tnc0004

Most of the terrain on the first day is like this.

tnc0005

The signs indicate the 9 km track on the first day takes three hours in good weather and five hours in bad weather. We thought this must be a mistake, but a lot of the track is eroded and in heavy rain would be a nightmare to plod through.

tnc0006

Kerry and David descending to one of the reasonably dry streams. You would drop down into and rise up from over a dozen of them. Nothing at all hard, but does slow you down a bit

tnc0007

Most of the way it was good weather on the Thursday.

tnc0008

You see Mangatepopo Hut from around a km away. Really well located, and some nice sun to be enjoyed from the balcony.

tnc0009

Mt Ngauruhoe as seen from the hut.

tnc0010

 

Inside the hut. It’s pretty basic but decent. Sleeps 20 in two bunkrooms and a couple of cookers and tables in the main area. It’s around 15 minutes from the car park where many people start the Tongariro Crossing.

The first day is pretty easy, and a good warm up. Day two was a lot harder!

Tags: ,

8 Responses to “Tongariro Northern Circuit Day 1”

  1. RRM (9,633 comments) says:

    Cool story dude!

    I wonder if Metiria Turei will be along shortly to write an opinion piece about how ridiculous you are, having fun in your own time…? I’m going to guess not.

    Vote: Thumb up 3 Thumb down 1 You need to be logged in to vote
  2. Longknives (4,677 comments) says:

    Looks like a great hike…
    (That hut looks a little too cosy for my liking though- twenty in two bunkrooms?)

    Vote: Thumb up 1 Thumb down 0 You need to be logged in to vote
  3. tvb (4,240 comments) says:

    Did there whole thing in one day when I was young and fit. Very nice trip. You can be sure Metiria TRurei will not be doing it as Adrienne Winkleman does not design tramping clothes though she does design clothes for tramps.

    Vote: Thumb up 9 Thumb down 0 You need to be logged in to vote
  4. Tom Jackson (2,479 comments) says:

    The hot springs on Tongariro are very kind to sore feet.

    That hut looks a little too cosy for my liking though- twenty in two bunkrooms?)

    I thought everyone knew that “tramping” was really a front for “swinging”. Nature makes some people quite frolicsome apparently.

    Vote: Thumb up 1 Thumb down 0 You need to be logged in to vote
  5. Dean Papa (775 comments) says:

    twenty in two bunkrooms …

    who farted?

    Vote: Thumb up 1 Thumb down 1 You need to be logged in to vote
  6. Ed Snack (1,785 comments) says:
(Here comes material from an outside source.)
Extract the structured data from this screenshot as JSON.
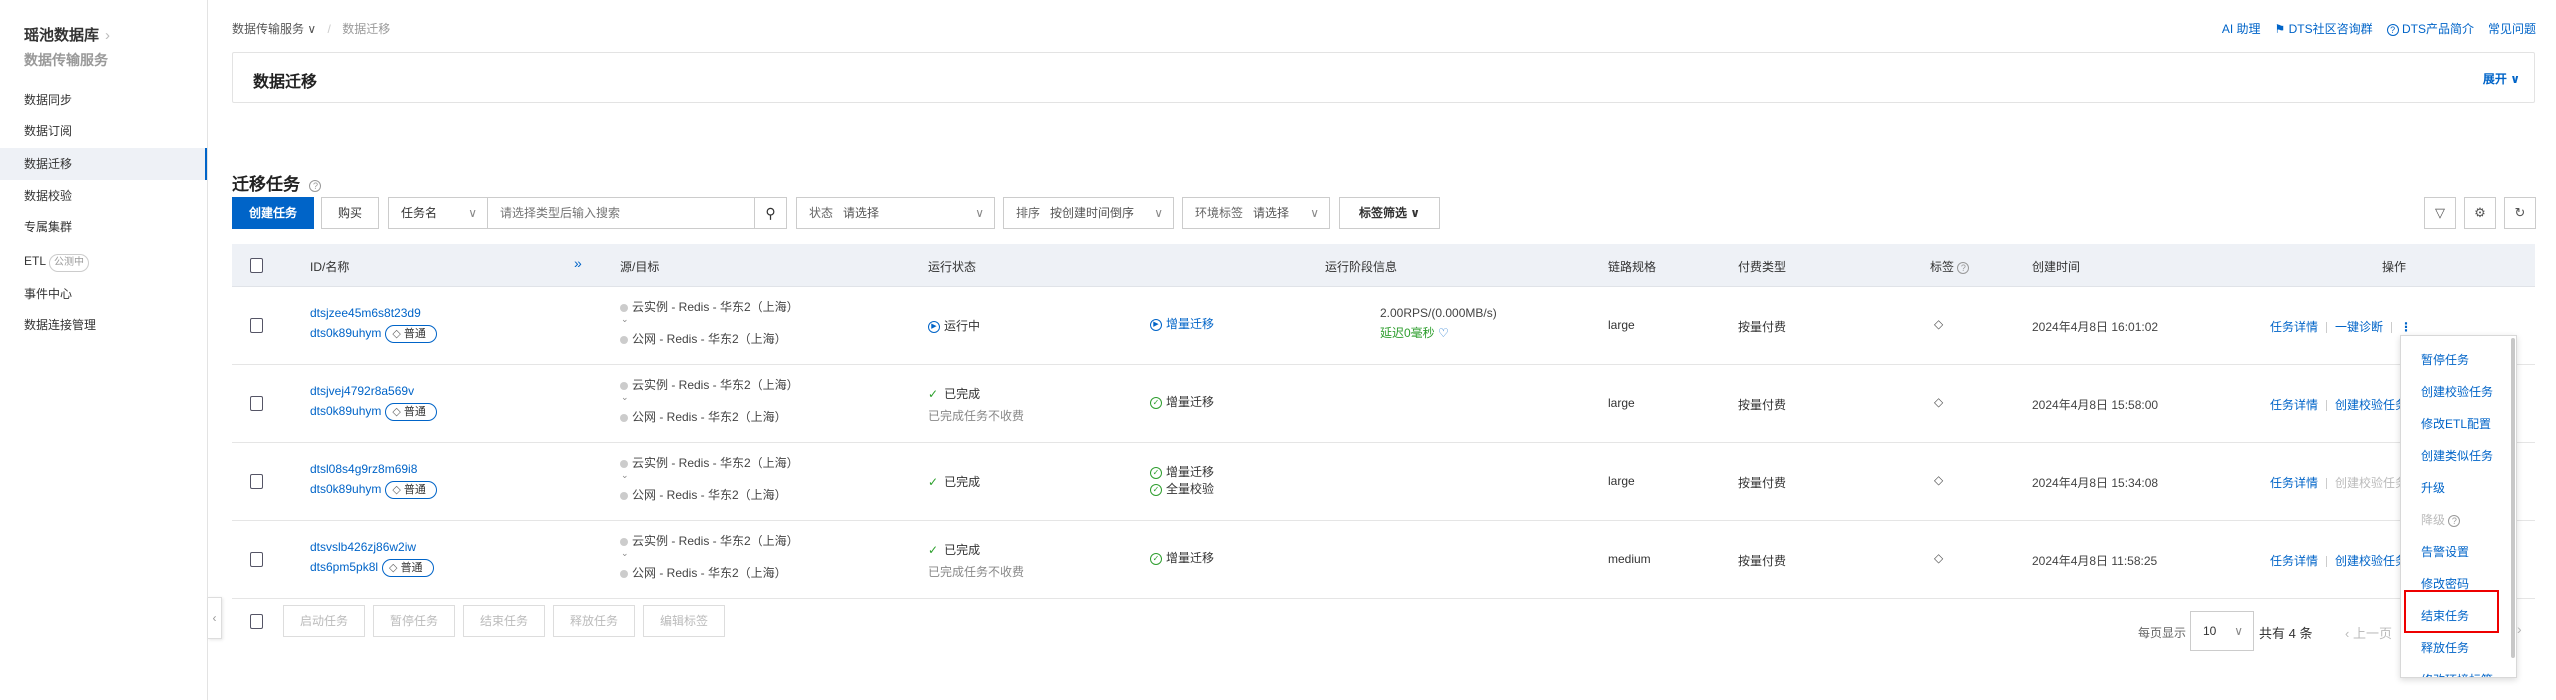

    Hey, large capacity bunks are pretty standard in most tramping huts although many of the later ones are going to individual bunks in separate rooms. I just completed the Heaphy and both the Perry Saddle and Heaphy huts (both new in 2012) have multiple bunkrooms with individual bunks (and they’re bloody brilliant huts too, spacious and well designed). However the Mackay hut has two bunkrooms with large platform bunks (plus 4 individual bunks) in two layers. One doesn’t expect too much luxury or privacy when tramping using huts.

    The trouble with the platform bunks can be when it gets crowded and it can get pretty cosy. A few years back I recall setting ourselves up as a family on one large bunk and coming back after making some coffee to find someone plonking themselves down between my wife’s and my own sleeping bags, and then acting all pissy when I suggested on no uncertain terms that they push off and find somewhere else.

    Tramping huts though are rarely a good place for a bit of how’s your father, all too crowded. My ski club though used to have a 4 place bunk that was used from time to time in distinctly non-pairwise coupling.

    Dean, given the usual de-hy diet, probably most of the occupants did. The difference is that some manage to keep it quiet and inside their sleeping bags.

    Vote: Thumb up 1 Thumb down 0 You need to be logged in to vote
  7. RF (1,341 comments) says:

    Ed Snack. 2.29pm. In my active youth twin sleeping bags with full length zips were very handy in crowded huts. It was easy to position the zips facing each other. Made it quite exciting in amongst fellow trampers who were otherwise occupied.

    Vote: Thumb up 0 Thumb down 0 You need to be logged in to vote
  8. RF (1,341 comments) says:

    Looking forward to the next instalment of the Tongariro Crossing. Great photos.

    Vote: Thumb up 0 Thumb down 0 You need to be logged in to vote

Leave a Reply

You must be logged in to post a comment.